AOC Reminds Women Abortion Pills Are Sold Online, Slams 'Forced Birth Laws'

Representative Alexandria Ocasio-Cortez is striking back against the Supreme Court's decision to uphold Texas' new controversial abortion law, reminding those who need it that pregnancy-ending medication can be purchased online.

Following the Supreme Court's landmark 5-4 decision to uphold Senate Bill (SB) 8 prohibiting all abortions in Texas once a fetal heartbeat can be detected, the New York Democrat took to Twitter to share her view of the law as harmful, and to suggest actionable steps to her followers.

"Christian extremists are passing forced birth laws to intimidate & cut off abortion services - including for victims of rape, incest, & child abuse," Ocasio-Cortez tweeted on Friday afternoon, lamenting the irregularity of the fact that the strict new law provides no carve-out for pregnancy as a result of victims of these violent circumstances.

Christian extremists are passing forced birth laws to intimidate & cut off abortion services - including for victims of rape, incest, & child abuse.

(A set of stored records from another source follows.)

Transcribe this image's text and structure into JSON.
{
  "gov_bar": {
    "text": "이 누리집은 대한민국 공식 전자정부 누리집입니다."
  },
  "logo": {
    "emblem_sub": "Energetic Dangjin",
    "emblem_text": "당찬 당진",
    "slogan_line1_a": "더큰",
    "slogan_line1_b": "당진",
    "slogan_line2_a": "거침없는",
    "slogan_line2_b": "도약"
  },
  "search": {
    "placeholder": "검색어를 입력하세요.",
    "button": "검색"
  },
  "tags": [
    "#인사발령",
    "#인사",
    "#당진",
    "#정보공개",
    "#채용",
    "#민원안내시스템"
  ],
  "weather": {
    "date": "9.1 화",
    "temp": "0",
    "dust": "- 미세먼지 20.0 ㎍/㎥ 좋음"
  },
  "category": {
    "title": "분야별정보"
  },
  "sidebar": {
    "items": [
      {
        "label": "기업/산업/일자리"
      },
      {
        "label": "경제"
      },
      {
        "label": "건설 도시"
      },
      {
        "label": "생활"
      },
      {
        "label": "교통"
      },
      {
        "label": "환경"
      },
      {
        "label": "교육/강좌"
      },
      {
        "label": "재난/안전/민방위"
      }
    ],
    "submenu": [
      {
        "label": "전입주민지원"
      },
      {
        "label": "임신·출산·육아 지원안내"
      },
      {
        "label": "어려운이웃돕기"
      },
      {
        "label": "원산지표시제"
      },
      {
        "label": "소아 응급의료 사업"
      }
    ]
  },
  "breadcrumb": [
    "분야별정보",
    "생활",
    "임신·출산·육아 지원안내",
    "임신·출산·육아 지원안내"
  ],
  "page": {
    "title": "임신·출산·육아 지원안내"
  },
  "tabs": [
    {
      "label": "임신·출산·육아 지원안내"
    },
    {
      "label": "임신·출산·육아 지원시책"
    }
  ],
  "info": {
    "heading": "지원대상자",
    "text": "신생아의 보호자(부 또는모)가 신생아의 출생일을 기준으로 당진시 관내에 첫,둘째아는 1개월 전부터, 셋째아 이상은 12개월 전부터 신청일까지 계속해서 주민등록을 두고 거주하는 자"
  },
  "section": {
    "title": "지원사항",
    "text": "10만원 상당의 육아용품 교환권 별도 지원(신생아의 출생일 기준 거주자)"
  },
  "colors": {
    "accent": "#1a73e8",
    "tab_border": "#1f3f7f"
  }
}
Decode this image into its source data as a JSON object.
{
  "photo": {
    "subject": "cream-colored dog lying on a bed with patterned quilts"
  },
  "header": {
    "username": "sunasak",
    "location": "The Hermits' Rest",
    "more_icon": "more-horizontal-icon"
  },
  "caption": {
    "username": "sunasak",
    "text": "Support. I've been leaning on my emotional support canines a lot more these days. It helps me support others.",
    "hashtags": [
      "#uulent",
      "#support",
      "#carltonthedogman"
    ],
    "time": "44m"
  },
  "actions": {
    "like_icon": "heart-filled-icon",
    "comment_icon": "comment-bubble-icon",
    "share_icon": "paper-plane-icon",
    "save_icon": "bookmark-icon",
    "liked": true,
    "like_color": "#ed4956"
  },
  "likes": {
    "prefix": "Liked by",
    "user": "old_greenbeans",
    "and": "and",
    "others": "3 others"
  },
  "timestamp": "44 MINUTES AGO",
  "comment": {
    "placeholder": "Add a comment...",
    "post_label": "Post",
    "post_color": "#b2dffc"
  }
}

While we fight back, know you still have options. Pills can be mailed to your home discreetly.

Info here:https://t.co/561UYxRmM2 https://t.co/BebHpLLDQ9

— Alexandria Ocasio-Cortez (@AOC) September 3, 2021

"While we fight back, know you still have options. Pills can be mailed to your home discreetly," she added.

She shared links to Plancpills.org, an organization that strives to give people experiencing early pregnancy the tools to end their pregnancies if they desire through "medication abortion," also known as the "abortion pill."

Abortion pills work to end pregnancies through the use of a few medications, usually a combination of Mifepristone and Misoprostol taken in pill form over a day or two, generally in the first trimester. This method has been approved by the U.S. Food and Drug Administration and is often recommended by the American College of Obstetricians and Gynecologists.

Plancpills.org, built by a "team of veteran public health advocates, researchers, social justice activists and digital strategists," does not itself dispense abortion pills. Instead, they offer information, resource kits, support, provider links and answer frequently asked questions.

The organization provides detailed information on what is available in the way of medication abortions state by state, as laws and regulations vary throughout the country. In some places, medication abortions are available via a prescription from an in-person doctor visit, a telemedicine encounter or through an online pharmacy.

"SB8 is abhorrent legislation that is forcing people to change how they access abortion in TX," Elisa Wells, Plan C Co-Founder and Co-Director wrote in an email to Newsweek. "The good news is that an 'abortion road trip' is no longer needed to access a safe abortion. The availability of modern, safe abortion pills by mail—either through physician supported services like Aid Access or through online pharmacies—means that people no longer have to find transportation, take time off from work, arrange childcare, or needlessly expose themselves to COVID to have an abortion."

"Plan C provides the information that pregnant people in Texas need to take back the power from failed Republican legislators and safely manage their own abortion care."

Ocasio-Cortez retweeted a post by @Plancpills reading, "Road trips and long lines to the clinic are a thing of the past! Visit http://PLANCPILLS.ORG to find abortion pills online. EXTRA REMINDER: AID Access is now offering advanced provision of abortion pills to people in Texas for $105."

Aid access is an organization dedicated to providing help to women who are not able to access abortion services on their own.

AOC
Representative Alexandria Ocasio-Cortez is striking back against the Supreme Court's decision to uphold Texas' new controversial abortion law, reminding those who need it that pregnancy-ending medication can be purchased online. Above, Ocasio-Cortez speaks about the eviction moratorium at the Capitol on August 03, 2021, in Washington, DC. Kevin Dietsch/Getty

Updated 09/04/2021, 2:35 p.m. ET: This story has been updated with a statement from the founder and co-director of Plan C.